A recent study by personal finance site MoneyRates.com underscores how dramatically working conditions can vary from state to state. The study analyzed a variety of factors, including average salary, employment rate, cost of living and workplace conditions. Of the report's 10 worst states for work, most were in either the Northeast or the Southeast, but there were some surprises. Here are the 10 worst, in descending order:

10. South Carolina. Low wages in the state, the study said, "are too low to be justified by the low cost of living." It also rated workplace conditions there below the norm.

9. New Jersey. Wages may be high in the Garden State, but the report notes that plus is "undermined by a very high cost of living." New Jersey's workplace conditions also rated below average, while unemployment remains high.

8. Arkansas. The state's low wages and high unemployment negate any advantages from its low cost of living.

7. Alabama. MoneyRates.com says Alabama slipped five places in its survey this year. The state's employees reportedly rated their workplace conditions as very low. It also was hampered by low wages and high unemployment data.

6. Alaska. The "last frontier" doesn't have a state income tax. But workers in Alaska, "are effectively taxed by a high cost of living," according to the report. State unemployment rates are above average, while workplace conditions were rated close to the bottom of the list.

5. Connecticut. Despite its reputation for affluence, Connecticut fell nine places in MoneyRates' survey. As with some other Northeastern states, higher incomes haven't kept up with a high cost of living. Unemployment in Connecticut is also high, while the state ranks only ahead of Mississippi in terms of working conditions.

4. Rhode Island. A high cost of living offsets any benefits from Rhode Island's higher-than-average income and low state income taxes. Its unemployment rate is also the worst of the 50 states, at more than 8 percent, while Rhode Island's work environment is rated as below average.

3. Mississippi. MoneyRates cites the state's low wages, high unemployment and the lowest-rated workplace conditions in putting it on the list.

2. New York. The Empire State has a higher-than-average income rate, but that figure also comes with a high cost of living, relatively high unemployment, high state income tax and a low-ranked work environment.

1. Hawaii. It may be a tropical paradise, but Hawaii has also been ranked as the worst state in the U.S. to make a living for all four years of the MoneyRates.com study. The Aloha State gets low grades for its work environment.
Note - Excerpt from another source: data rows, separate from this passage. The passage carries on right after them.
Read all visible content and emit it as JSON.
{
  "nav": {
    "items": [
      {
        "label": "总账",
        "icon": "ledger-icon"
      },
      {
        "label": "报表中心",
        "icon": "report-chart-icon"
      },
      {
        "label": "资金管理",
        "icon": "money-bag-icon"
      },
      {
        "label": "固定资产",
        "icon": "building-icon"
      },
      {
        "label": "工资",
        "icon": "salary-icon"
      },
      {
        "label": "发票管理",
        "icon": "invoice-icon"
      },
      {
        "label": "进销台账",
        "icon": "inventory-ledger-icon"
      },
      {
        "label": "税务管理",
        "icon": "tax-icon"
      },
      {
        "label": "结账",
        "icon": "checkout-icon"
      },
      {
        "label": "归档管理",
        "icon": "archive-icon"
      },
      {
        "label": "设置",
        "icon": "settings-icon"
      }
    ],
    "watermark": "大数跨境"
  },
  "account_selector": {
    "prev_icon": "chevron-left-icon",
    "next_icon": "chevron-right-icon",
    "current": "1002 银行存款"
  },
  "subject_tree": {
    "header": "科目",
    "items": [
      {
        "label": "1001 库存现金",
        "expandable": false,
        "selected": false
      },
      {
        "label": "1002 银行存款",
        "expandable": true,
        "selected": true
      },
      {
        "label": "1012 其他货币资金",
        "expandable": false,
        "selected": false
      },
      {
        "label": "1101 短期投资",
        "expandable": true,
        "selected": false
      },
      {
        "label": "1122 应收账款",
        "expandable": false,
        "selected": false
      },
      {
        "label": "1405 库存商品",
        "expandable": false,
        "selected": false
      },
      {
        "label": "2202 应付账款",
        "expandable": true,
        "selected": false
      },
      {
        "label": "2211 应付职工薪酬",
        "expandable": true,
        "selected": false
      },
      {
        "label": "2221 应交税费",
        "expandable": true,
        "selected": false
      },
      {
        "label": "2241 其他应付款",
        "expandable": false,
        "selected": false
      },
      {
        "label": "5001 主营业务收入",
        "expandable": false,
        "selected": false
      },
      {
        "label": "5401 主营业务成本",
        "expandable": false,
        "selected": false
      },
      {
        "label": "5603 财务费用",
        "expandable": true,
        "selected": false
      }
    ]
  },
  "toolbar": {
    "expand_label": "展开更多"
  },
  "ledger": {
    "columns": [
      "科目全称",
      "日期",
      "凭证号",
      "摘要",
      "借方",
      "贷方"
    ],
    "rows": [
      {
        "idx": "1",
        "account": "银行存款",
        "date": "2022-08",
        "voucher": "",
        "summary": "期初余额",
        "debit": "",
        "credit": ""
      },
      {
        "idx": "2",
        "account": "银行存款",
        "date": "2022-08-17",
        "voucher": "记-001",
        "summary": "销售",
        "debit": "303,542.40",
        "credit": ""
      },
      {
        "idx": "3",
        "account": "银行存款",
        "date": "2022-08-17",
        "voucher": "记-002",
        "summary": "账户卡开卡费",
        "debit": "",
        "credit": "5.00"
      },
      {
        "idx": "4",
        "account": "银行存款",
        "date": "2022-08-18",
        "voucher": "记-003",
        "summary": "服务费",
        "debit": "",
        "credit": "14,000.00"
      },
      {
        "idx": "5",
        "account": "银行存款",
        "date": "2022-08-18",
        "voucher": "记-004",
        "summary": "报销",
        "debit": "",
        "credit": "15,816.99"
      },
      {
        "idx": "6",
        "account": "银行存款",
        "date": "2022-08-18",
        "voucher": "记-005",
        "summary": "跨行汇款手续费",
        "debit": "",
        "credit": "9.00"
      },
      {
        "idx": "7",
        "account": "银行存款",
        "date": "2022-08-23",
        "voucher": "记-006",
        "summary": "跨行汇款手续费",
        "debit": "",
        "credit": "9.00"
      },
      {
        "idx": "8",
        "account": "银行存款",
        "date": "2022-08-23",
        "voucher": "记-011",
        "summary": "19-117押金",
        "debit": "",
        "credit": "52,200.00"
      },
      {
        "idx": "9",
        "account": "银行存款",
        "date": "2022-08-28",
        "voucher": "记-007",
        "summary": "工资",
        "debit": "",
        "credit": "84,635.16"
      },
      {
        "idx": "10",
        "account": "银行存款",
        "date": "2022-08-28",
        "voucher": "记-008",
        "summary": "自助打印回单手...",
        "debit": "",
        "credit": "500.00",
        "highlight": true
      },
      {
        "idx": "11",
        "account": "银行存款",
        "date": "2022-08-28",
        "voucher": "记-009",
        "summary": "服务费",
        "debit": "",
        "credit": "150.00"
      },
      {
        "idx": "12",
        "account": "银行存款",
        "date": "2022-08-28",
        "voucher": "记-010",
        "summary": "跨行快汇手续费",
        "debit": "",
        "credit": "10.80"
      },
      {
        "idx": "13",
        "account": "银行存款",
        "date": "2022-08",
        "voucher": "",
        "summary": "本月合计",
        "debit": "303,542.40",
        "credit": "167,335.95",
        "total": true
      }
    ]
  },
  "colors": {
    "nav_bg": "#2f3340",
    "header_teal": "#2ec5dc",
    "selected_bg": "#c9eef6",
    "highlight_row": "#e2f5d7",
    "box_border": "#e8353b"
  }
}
But the primary problem, according to the report, is that "a cost of living more than 50 percent higher than the norm makes it very difficult to make a decent living, and wages in the state are not nearly high enough to compensate."

Curious about where your state ranks, in terms of overall working conditions? Click here to see the full list.